September 19: Trump threatens to “totally destroy” North Korea.
September 21: North Korean leader Kim Jong Un describes Trump as a “mentally deranged US dotard”.
November 29: North Korea test-fires a Hwasong-15 ICBM, capable of travelling 13,000km (8,078 miles) and reaching most parts of the world and declares it has become a nuclear power.
February 25: North Korean official Kim Yong Chol expresses willingness for US talks while visiting South Korea for the Winter Olympics.
March 8: South Korean President Moon Jae-in’s envoy delivers Kim’s invitation for Trump to visit North Korea; Trump agrees to meet Kim.
April 27: North Korea’s Kim and South Korean President Moon meet for the first inter-Korean summit in more than 10 years, pledging to work for “complete denuclearisation of the Korean Peninsula”. They meet again in May and September.
May 10: Trump announces he will hold an unprecedented summit with Kim, in Singapore the following month.
June 12: The two men meet in Singapore and pledge to support a peaceful resolution to end 70 years of hostilities between the two countries and a de-escalation of nuclear tensions.

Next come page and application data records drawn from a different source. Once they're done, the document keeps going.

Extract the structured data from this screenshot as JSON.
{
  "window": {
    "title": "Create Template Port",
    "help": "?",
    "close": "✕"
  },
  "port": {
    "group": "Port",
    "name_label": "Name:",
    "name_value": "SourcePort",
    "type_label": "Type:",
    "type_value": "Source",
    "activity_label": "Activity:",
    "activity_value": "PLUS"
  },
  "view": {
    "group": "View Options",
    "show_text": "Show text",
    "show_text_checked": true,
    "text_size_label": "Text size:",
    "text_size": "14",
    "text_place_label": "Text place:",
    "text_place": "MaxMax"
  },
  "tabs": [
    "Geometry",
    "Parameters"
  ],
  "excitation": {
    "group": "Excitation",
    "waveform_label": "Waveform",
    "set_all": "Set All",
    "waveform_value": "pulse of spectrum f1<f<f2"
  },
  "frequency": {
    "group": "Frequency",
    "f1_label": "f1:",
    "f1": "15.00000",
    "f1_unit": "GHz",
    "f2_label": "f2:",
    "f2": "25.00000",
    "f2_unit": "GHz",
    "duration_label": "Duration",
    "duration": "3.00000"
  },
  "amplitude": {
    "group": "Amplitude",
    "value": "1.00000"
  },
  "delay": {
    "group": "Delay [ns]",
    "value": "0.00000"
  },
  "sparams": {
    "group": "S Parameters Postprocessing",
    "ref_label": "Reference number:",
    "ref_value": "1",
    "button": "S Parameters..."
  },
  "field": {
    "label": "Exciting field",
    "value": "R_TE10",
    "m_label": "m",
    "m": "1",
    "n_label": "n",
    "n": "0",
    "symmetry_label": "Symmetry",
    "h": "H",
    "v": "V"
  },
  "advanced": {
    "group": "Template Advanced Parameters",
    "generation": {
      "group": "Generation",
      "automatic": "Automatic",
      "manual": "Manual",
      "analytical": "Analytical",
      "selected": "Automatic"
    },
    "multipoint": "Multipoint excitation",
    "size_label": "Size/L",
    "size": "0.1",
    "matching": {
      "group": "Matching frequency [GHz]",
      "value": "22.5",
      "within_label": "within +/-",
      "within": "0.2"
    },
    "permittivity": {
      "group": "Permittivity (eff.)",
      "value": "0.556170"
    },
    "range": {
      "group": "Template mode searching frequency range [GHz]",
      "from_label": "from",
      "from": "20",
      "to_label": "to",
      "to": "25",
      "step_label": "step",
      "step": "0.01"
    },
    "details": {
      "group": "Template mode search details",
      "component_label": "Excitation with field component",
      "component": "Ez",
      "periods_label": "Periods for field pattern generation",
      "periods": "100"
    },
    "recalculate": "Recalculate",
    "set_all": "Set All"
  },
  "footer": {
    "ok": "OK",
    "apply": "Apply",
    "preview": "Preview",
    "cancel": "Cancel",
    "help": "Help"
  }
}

Read the full text of their statement here.
June 19: South Korea, US announce the suspension of joint military exercises.
July 27: North Korea returns remains of 55 soldiers killed during the Korean War.

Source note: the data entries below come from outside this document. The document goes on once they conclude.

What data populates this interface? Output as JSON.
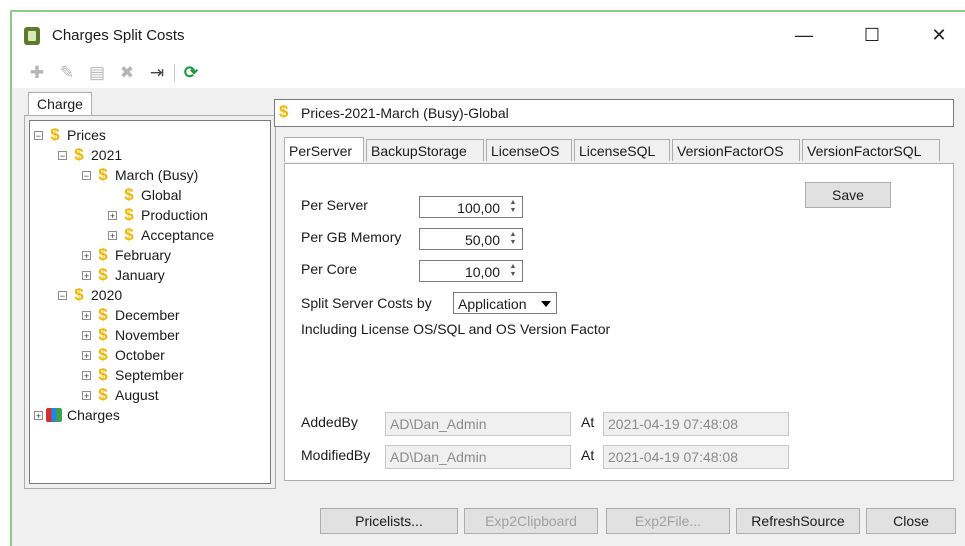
{
  "window": {
    "title": "Charges Split Costs",
    "controls": {
      "minimize": "—",
      "maximize": "☐",
      "close": "✕"
    }
  },
  "toolbar": {
    "icons": [
      "add-icon",
      "edit-icon",
      "save-icon",
      "delete-icon",
      "export-icon",
      "refresh-icon"
    ]
  },
  "left_tab": {
    "label": "Charge"
  },
  "tree": {
    "prices": "Prices",
    "y2021": "2021",
    "march": "March (Busy)",
    "global": "Global",
    "production": "Production",
    "acceptance": "Acceptance",
    "february": "February",
    "january": "January",
    "y2020": "2020",
    "december": "December",
    "november": "November",
    "october": "October",
    "september": "September",
    "august": "August",
    "charges": "Charges"
  },
  "header": {
    "path": "Prices-2021-March (Busy)-Global"
  },
  "tabs": [
    "PerServer",
    "BackupStorage",
    "LicenseOS",
    "LicenseSQL",
    "VersionFactorOS",
    "VersionFactorSQL"
  ],
  "form": {
    "per_server_label": "Per Server",
    "per_server_value": "100,00",
    "per_gb_label": "Per GB Memory",
    "per_gb_value": "50,00",
    "per_core_label": "Per Core",
    "per_core_value": "10,00",
    "split_label": "Split Server Costs by",
    "split_value": "Application",
    "note": "Including License OS/SQL and OS Version Factor",
    "save_label": "Save",
    "added_by_label": "AddedBy",
    "added_by_value": "AD\\Dan_Admin",
    "added_at_label": "At",
    "added_at_value": "2021-04-19 07:48:08",
    "modified_by_label": "ModifiedBy",
    "modified_by_value": "AD\\Dan_Admin",
    "modified_at_label": "At",
    "modified_at_value": "2021-04-19 07:48:08"
  },
  "bottom": {
    "pricelists": "Pricelists...",
    "exp2clipboard": "Exp2Clipboard",
    "exp2file": "Exp2File...",
    "refresh": "RefreshSource",
    "close": "Close"
  },
  "colors": {
    "accent_green": "#8fc98a",
    "dollar": "#f2b705"
  }
}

September 9: North Korea displays ICBMs at a military parade.
September 10: White House reveals Kim’s proposal for second summit.

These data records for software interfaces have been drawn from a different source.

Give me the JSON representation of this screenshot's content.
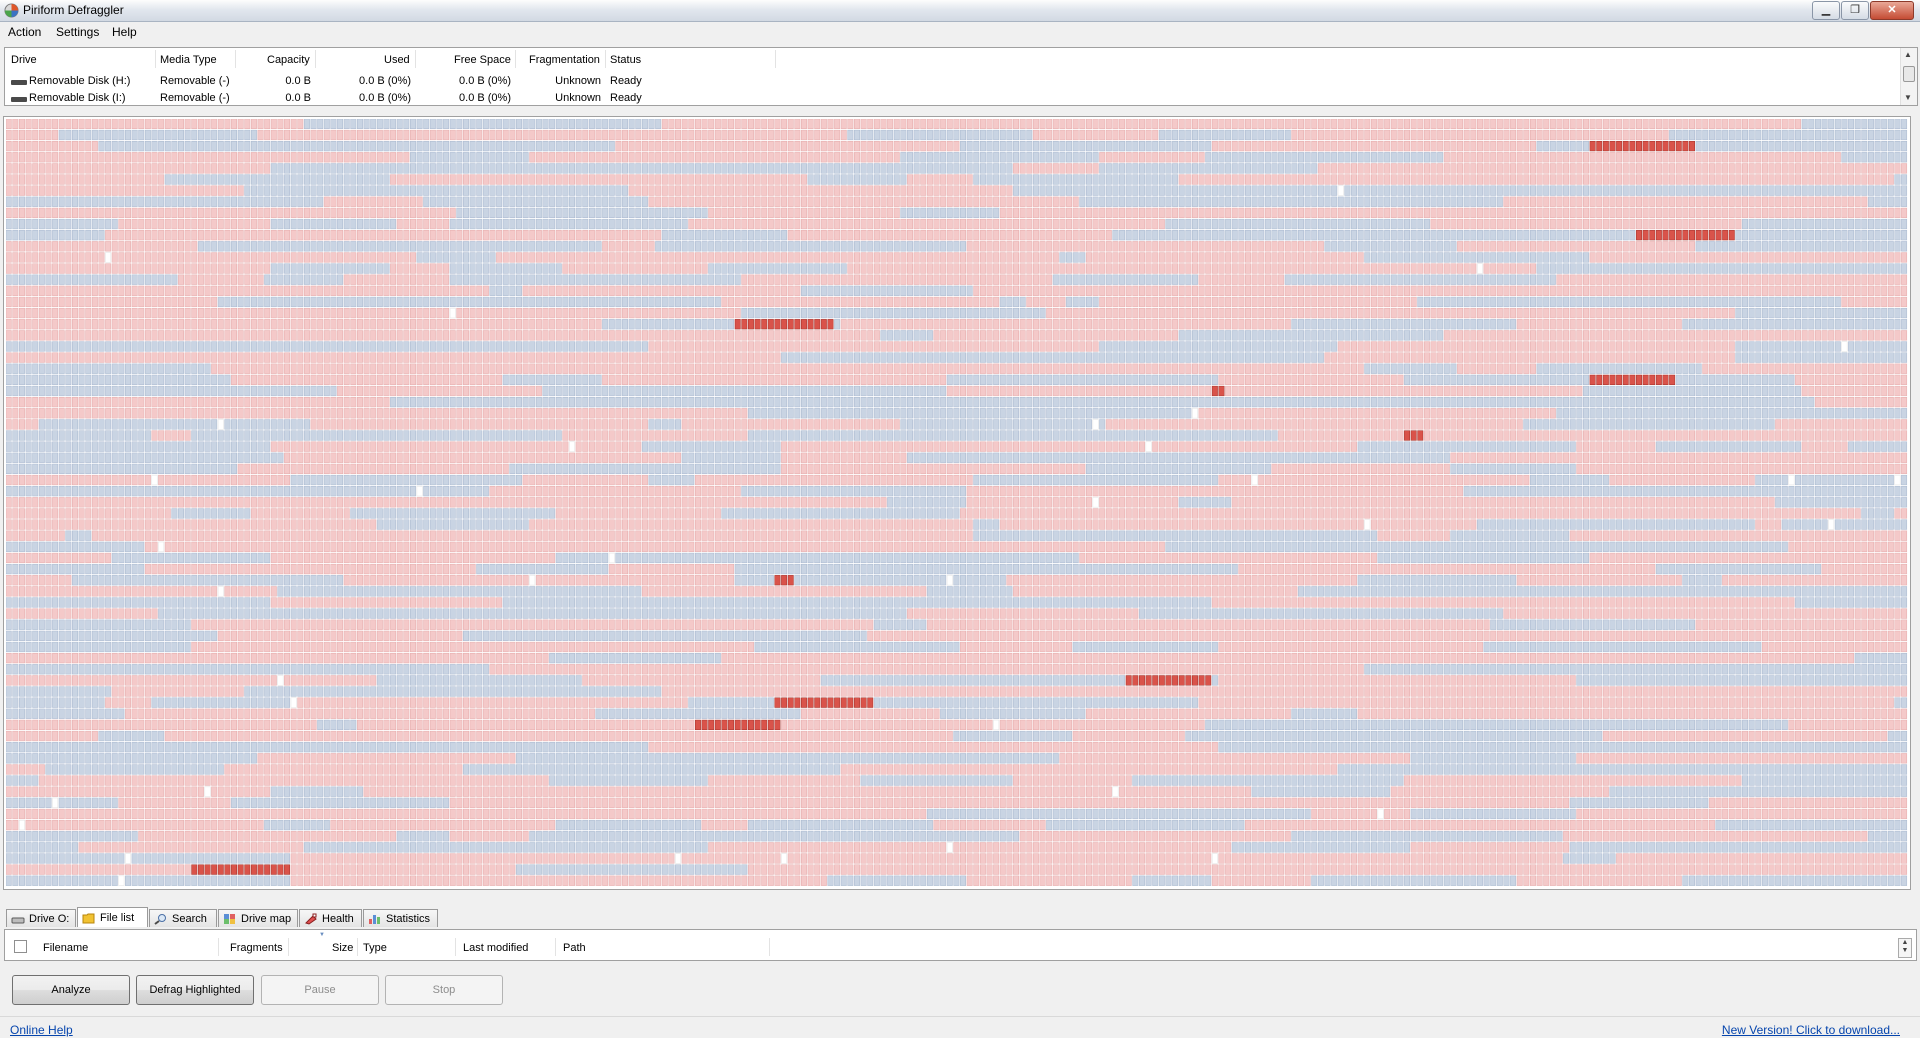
{
  "window": {
    "title": "Piriform Defraggler",
    "minimize_glyph": "▁",
    "maximize_glyph": "❐",
    "close_glyph": "✕"
  },
  "menu": [
    "Action",
    "Settings",
    "Help"
  ],
  "drives": {
    "columns": [
      "Drive",
      "Media Type",
      "Capacity",
      "Used",
      "Free Space",
      "Fragmentation",
      "Status"
    ],
    "rows": [
      {
        "drive": "Removable Disk (H:)",
        "media": "Removable (-)",
        "capacity": "0.0 B",
        "used": "0.0 B (0%)",
        "free": "0.0 B (0%)",
        "fragmentation": "Unknown",
        "status": "Ready"
      },
      {
        "drive": "Removable Disk (I:)",
        "media": "Removable (-)",
        "capacity": "0.0 B",
        "used": "0.0 B (0%)",
        "free": "0.0 B (0%)",
        "fragmentation": "Unknown",
        "status": "Ready"
      }
    ]
  },
  "disk_map": {
    "columns": 287,
    "rows": 69,
    "colors": {
      "used": "#f4c9c9",
      "used_border": "#e5abab",
      "free": "#c9d4e3",
      "free_border": "#a9b8cf",
      "fragmented": "#d9534a",
      "fragmented_border": "#a32f28",
      "empty": "#ffffff"
    },
    "fragmented_segments": [
      {
        "row": 2,
        "start": 239,
        "length": 16
      },
      {
        "row": 10,
        "start": 246,
        "length": 15
      },
      {
        "row": 18,
        "start": 110,
        "length": 15
      },
      {
        "row": 23,
        "start": 239,
        "length": 13
      },
      {
        "row": 24,
        "start": 182,
        "length": 2
      },
      {
        "row": 28,
        "start": 211,
        "length": 3
      },
      {
        "row": 41,
        "start": 116,
        "length": 3
      },
      {
        "row": 50,
        "start": 169,
        "length": 13
      },
      {
        "row": 52,
        "start": 116,
        "length": 15
      },
      {
        "row": 54,
        "start": 104,
        "length": 13
      },
      {
        "row": 67,
        "start": 28,
        "length": 15
      }
    ]
  },
  "tabs": [
    {
      "label": "Drive O:",
      "icon": "drive-icon"
    },
    {
      "label": "File list",
      "icon": "folder-icon"
    },
    {
      "label": "Search",
      "icon": "magnifier-icon"
    },
    {
      "label": "Drive map",
      "icon": "drive-map-icon"
    },
    {
      "label": "Health",
      "icon": "health-icon"
    },
    {
      "label": "Statistics",
      "icon": "bar-chart-icon"
    }
  ],
  "active_tab": "File list",
  "file_list": {
    "columns": [
      "Filename",
      "Fragments",
      "Size",
      "Type",
      "Last modified",
      "Path"
    ]
  },
  "buttons": {
    "analyze": "Analyze",
    "defrag_highlighted": "Defrag Highlighted",
    "pause": "Pause",
    "stop": "Stop"
  },
  "footer": {
    "online_help": "Online Help",
    "new_version": "New Version! Click to download..."
  }
}
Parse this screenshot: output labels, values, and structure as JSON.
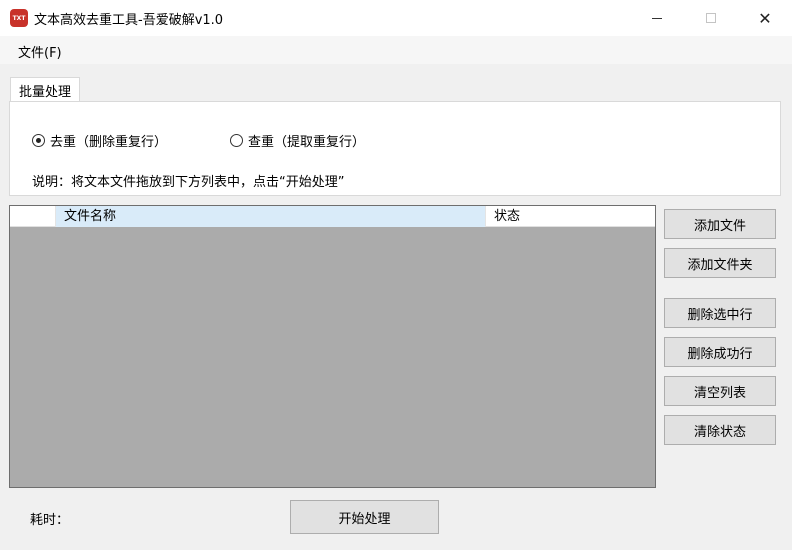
{
  "window": {
    "icon_text": "TXT",
    "title": "文本高效去重工具-吾爱破解v1.0",
    "close_glyph": "✕"
  },
  "menu": {
    "file": "文件(F)"
  },
  "tab": {
    "label": "批量处理"
  },
  "options": {
    "dedupe": {
      "label": "去重（删除重复行）",
      "selected": true
    },
    "find_dupes": {
      "label": "查重（提取重复行）",
      "selected": false
    }
  },
  "hint": "说明：将文本文件拖放到下方列表中，点击“开始处理”",
  "list": {
    "columns": [
      "",
      "文件名称",
      "状态"
    ],
    "rows": []
  },
  "side_buttons": {
    "add_file": "添加文件",
    "add_folder": "添加文件夹",
    "delete_selected": "删除选中行",
    "delete_success": "删除成功行",
    "clear_list": "清空列表",
    "clear_status": "清除状态"
  },
  "footer": {
    "elapsed_label": "耗时：",
    "start_button": "开始处理"
  }
}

November 16: Kim guides the test of a “cutting-edge tactical weapon”.
January 1: Kim says he is ready to meet Trump again but warns of taking a new path.
February 28: The second Trump-Kim summit – this time in Hanoi – breaks down due to differences over demands by Pyongyang for sanctions relief and by Washington for North Korea to abandon nuclear weapons.
May 4: Kim supervises the tests of rockets and a new short-range ballistic missile (SRBM) in the first such tests in nearly two years.
May 9: North Korea fires two KN-23 SRBMs
May 10: Trump says he does not consider the North’s missile tests a “breach of trust,” calling it “standard stuff”.
June 30: Trump and Kim meet for the third time in the Demilitarized Zone (DMZ) on the Korean Peninsula.
July 23: Kim inspects a large, new submarine, possibly designed for submarine-launched ballistic missiles (SLBM).
July 25, 31: North Korea launches KN-23 SRBMs.
August 2: North Korea fires two more KN-23 SRBMs; Trump says the tests do not violate his agreement with Kim.
August 6, 10, 16: North Korea fires more KN-23 and tactical missiles.
August 24: Kim oversees the test of a new “super-large” multiple launch rocket system (MLRS).
September 10: North Korea tests “super-large” MLRS.
October 2: North Korea test-fires new Pukguksong-3 SLBMs.
October 21: Trump says he and Kim get along well and “like” and “respect” each other.
October 31: North Korea tests the “super-large” MLRS.
December 3: North Korea says it is up to the US to decide what “Christmas gift” it wants.
January 1: Kim pledges to further develop nuclear programmes and introduce a “new strategic weapon”.
March 3, 9, 14: North Korea tests MLRS and short-range missiles.
March 21: Kim supervises the test of new tactical guided weapon; Trump sends a letter to Kim offering help on the new coronavirus.
March 29: North Korea tests “super-large” MLRS.
October 3: Kim sends a get-well message to Trump after the then-US president tested positive for COVID-19.
October 10: North Korea unveils a new ICBM and SLBM at a military parade.
October 22: Trump says he has a very good relationship with Kim and stopped war; Biden likens Kim to Nazi Germany’s Adolf Hitler and calls him a “thug”.
January 15: North Korea showcases what it calls the “world’s most powerful weapon” at a parade to mark the end of its party congress. Photos released by state media show an SLBM labelled Pukguksong-5, a step up from October’s missile.
March 21: North Korea fires two short-range cruise missiles but the US plays down the first such tests under President Joe Biden and said it is still open to dialogue.